» RAW DATA:

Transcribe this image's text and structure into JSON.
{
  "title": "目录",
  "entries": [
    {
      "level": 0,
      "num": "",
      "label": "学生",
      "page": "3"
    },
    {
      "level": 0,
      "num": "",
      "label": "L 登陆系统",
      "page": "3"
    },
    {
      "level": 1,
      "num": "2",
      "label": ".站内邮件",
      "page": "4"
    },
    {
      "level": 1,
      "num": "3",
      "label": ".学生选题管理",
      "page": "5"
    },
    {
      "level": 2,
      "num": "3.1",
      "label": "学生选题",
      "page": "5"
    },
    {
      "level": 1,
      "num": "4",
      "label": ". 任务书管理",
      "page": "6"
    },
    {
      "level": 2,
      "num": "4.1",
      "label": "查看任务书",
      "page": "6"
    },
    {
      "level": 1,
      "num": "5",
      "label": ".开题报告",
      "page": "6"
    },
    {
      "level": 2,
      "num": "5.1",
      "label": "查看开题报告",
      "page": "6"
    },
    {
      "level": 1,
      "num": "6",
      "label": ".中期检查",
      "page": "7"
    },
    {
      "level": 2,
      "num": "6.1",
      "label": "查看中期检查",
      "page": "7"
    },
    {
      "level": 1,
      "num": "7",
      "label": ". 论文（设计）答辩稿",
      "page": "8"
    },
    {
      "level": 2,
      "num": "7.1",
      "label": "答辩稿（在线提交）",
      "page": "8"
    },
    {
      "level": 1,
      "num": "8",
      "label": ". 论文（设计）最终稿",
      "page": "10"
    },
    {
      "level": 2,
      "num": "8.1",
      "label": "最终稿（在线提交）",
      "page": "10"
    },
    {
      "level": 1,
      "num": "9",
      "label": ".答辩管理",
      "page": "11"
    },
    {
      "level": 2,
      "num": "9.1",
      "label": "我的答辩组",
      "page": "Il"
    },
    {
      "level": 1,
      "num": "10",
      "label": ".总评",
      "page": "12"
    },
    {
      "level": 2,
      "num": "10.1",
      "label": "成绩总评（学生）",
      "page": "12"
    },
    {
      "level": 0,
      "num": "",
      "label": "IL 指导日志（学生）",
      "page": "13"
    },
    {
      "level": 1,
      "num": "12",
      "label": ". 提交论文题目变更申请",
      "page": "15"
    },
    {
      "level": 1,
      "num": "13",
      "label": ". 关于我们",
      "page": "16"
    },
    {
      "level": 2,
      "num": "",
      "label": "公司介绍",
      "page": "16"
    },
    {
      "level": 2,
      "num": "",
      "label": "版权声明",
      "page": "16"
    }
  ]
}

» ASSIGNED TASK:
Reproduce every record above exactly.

» WRITTEN RESPONSE:
Transcribe this image's text and structure into JSON.
{
  "title": "目录",
  "entries": [
    {
      "level": 0,
      "num": "",
      "label": "学生",
      "page": "3"
    },
    {
      "level": 0,
      "num": "",
      "label": "L 登陆系统",
      "page": "3"
    },
    {
      "level": 1,
      "num": "2",
      "label": ".站内邮件",
      "page": "4"
    },
    {
      "level": 1,
      "num": "3",
      "label": ".学生选题管理",
      "page": "5"
    },
    {
      "level": 2,
      "num": "3.1",
      "label": "学生选题",
      "page": "5"
    },
    {
      "level": 1,
      "num": "4",
      "label": ". 任务书管理",
      "page": "6"
    },
    {
      "level": 2,
      "num": "4.1",
      "label": "查看任务书",
      "page": "6"
    },
    {
      "level": 1,
      "num": "5",
      "label": ".开题报告",
      "page": "6"
    },
    {
      "level": 2,
      "num": "5.1",
      "label": "查看开题报告",
      "page": "6"
    },
    {
      "level": 1,
      "num": "6",
      "label": ".中期检查",
      "page": "7"
    },
    {
      "level": 2,
      "num": "6.1",
      "label": "查看中期检查",
      "page": "7"
    },
    {
      "level": 1,
      "num": "7",
      "label": ". 论文（设计）答辩稿",
      "page": "8"
    },
    {
      "level": 2,
      "num": "7.1",
      "label": "答辩稿（在线提交）",
      "page": "8"
    },
    {
      "level": 1,
      "num": "8",
      "label": ". 论文（设计）最终稿",
      "page": "10"
    },
    {
      "level": 2,
      "num": "8.1",
      "label": "最终稿（在线提交）",
      "page": "10"
    },
    {
      "level": 1,
      "num": "9",
      "label": ".答辩管理",
      "page": "11"
    },
    {
      "level": 2,
      "num": "9.1",
      "label": "我的答辩组",
      "page": "Il"
    },
    {
      "level": 1,
      "num": "10",
      "label": ".总评",
      "page": "12"
    },
    {
      "level": 2,
      "num": "10.1",
      "label": "成绩总评（学生）",
      "page": "12"
    },
    {
      "level": 0,
      "num": "",
      "label": "IL 指导日志（学生）",
      "page": "13"
    },
    {
      "level": 1,
      "num": "12",
      "label": ". 提交论文题目变更申请",
      "page": "15"
    },
    {
      "level": 1,
      "num": "13",
      "label": ". 关于我们",
      "page": "16"
    },
    {
      "level": 2,
      "num": "",
      "label": "公司介绍",
      "page": "16"
    },
    {
      "level": 2,
      "num": "",
      "label": "版权声明",
      "page": "16"
    }
  ]
}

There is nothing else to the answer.